■ Required work
Leave out the pictures and restate every entry word for word.

■ Working data

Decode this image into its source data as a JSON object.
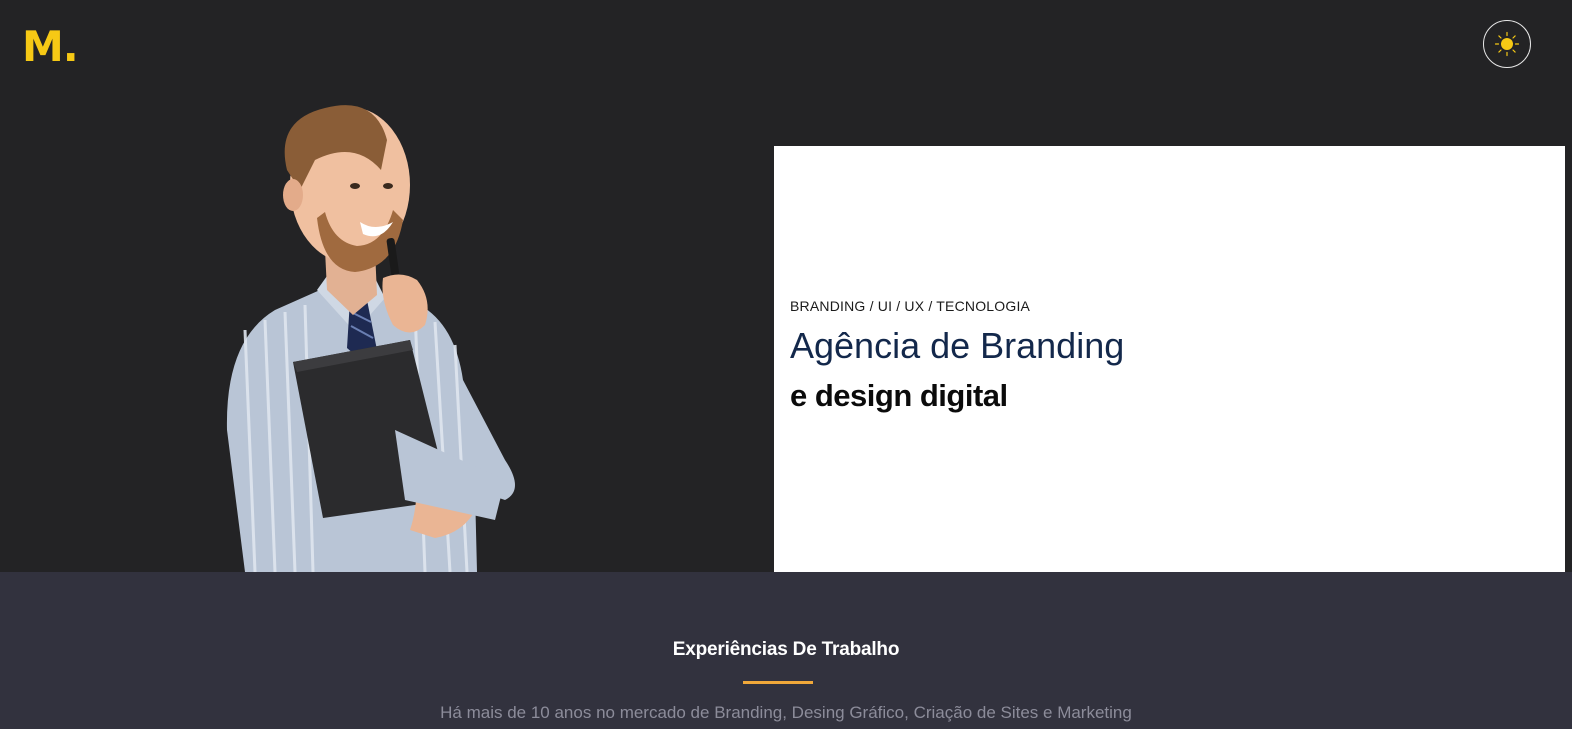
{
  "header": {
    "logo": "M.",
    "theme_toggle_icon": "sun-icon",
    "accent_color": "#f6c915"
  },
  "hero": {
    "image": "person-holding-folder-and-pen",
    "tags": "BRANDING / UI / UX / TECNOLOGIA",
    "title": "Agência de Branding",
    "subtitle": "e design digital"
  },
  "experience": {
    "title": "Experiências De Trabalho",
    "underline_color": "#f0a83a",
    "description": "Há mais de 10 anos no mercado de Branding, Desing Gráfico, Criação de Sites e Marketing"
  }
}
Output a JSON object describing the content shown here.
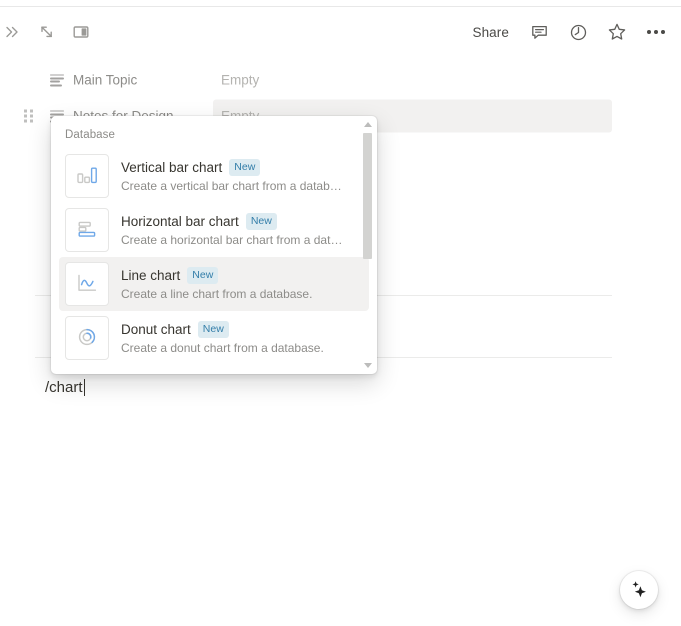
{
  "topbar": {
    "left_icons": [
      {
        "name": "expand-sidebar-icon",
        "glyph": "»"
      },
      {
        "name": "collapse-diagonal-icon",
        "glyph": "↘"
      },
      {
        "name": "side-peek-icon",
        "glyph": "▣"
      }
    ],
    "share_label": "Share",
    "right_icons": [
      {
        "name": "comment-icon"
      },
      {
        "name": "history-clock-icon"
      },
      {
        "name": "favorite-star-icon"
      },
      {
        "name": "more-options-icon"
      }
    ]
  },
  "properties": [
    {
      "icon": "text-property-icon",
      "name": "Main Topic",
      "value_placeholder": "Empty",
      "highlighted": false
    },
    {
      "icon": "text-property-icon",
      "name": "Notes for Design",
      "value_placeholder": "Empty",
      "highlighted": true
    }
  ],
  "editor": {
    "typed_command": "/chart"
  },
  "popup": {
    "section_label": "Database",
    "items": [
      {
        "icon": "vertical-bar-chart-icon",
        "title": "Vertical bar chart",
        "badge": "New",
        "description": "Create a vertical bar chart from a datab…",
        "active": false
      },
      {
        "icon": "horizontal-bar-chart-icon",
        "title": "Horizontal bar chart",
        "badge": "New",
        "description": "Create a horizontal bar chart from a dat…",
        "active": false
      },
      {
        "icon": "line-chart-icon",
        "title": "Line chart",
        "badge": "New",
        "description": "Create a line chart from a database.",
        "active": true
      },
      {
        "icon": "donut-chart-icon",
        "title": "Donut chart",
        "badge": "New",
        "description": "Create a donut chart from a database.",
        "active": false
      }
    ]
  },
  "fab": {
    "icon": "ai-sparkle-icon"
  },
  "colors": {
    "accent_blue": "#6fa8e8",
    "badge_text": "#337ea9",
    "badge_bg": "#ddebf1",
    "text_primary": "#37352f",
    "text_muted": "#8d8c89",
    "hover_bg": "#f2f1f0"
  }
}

■ Answer to the problem
Decode this image into its source data as a JSON object.
{
  "header": {
    "logo": "M.",
    "theme_toggle_icon": "sun-icon",
    "accent_color": "#f6c915"
  },
  "hero": {
    "image": "person-holding-folder-and-pen",
    "tags": "BRANDING / UI / UX / TECNOLOGIA",
    "title": "Agência de Branding",
    "subtitle": "e design digital"
  },
  "experience": {
    "title": "Experiências De Trabalho",
    "underline_color": "#f0a83a",
    "description": "Há mais de 10 anos no mercado de Branding, Desing Gráfico, Criação de Sites e Marketing"
  }
}
Output a JSON object describing the content shown here.
{
  "topbar": {
    "left_icons": [
      {
        "name": "expand-sidebar-icon",
        "glyph": "»"
      },
      {
        "name": "collapse-diagonal-icon",
        "glyph": "↘"
      },
      {
        "name": "side-peek-icon",
        "glyph": "▣"
      }
    ],
    "share_label": "Share",
    "right_icons": [
      {
        "name": "comment-icon"
      },
      {
        "name": "history-clock-icon"
      },
      {
        "name": "favorite-star-icon"
      },
      {
        "name": "more-options-icon"
      }
    ]
  },
  "properties": [
    {
      "icon": "text-property-icon",
      "name": "Main Topic",
      "value_placeholder": "Empty",
      "highlighted": false
    },
    {
      "icon": "text-property-icon",
      "name": "Notes for Design",
      "value_placeholder": "Empty",
      "highlighted": true
    }
  ],
  "editor": {
    "typed_command": "/chart"
  },
  "popup": {
    "section_label": "Database",
    "items": [
      {
        "icon": "vertical-bar-chart-icon",
        "title": "Vertical bar chart",
        "badge": "New",
        "description": "Create a vertical bar chart from a datab…",
        "active": false
      },
      {
        "icon": "horizontal-bar-chart-icon",
        "title": "Horizontal bar chart",
        "badge": "New",
        "description": "Create a horizontal bar chart from a dat…",
        "active": false
      },
      {
        "icon": "line-chart-icon",
        "title": "Line chart",
        "badge": "New",
        "description": "Create a line chart from a database.",
        "active": true
      },
      {
        "icon": "donut-chart-icon",
        "title": "Donut chart",
        "badge": "New",
        "description": "Create a donut chart from a database.",
        "active": false
      }
    ]
  },
  "fab": {
    "icon": "ai-sparkle-icon"
  },
  "colors": {
    "accent_blue": "#6fa8e8",
    "badge_text": "#337ea9",
    "badge_bg": "#ddebf1",
    "text_primary": "#37352f",
    "text_muted": "#8d8c89",
    "hover_bg": "#f2f1f0"
  }
}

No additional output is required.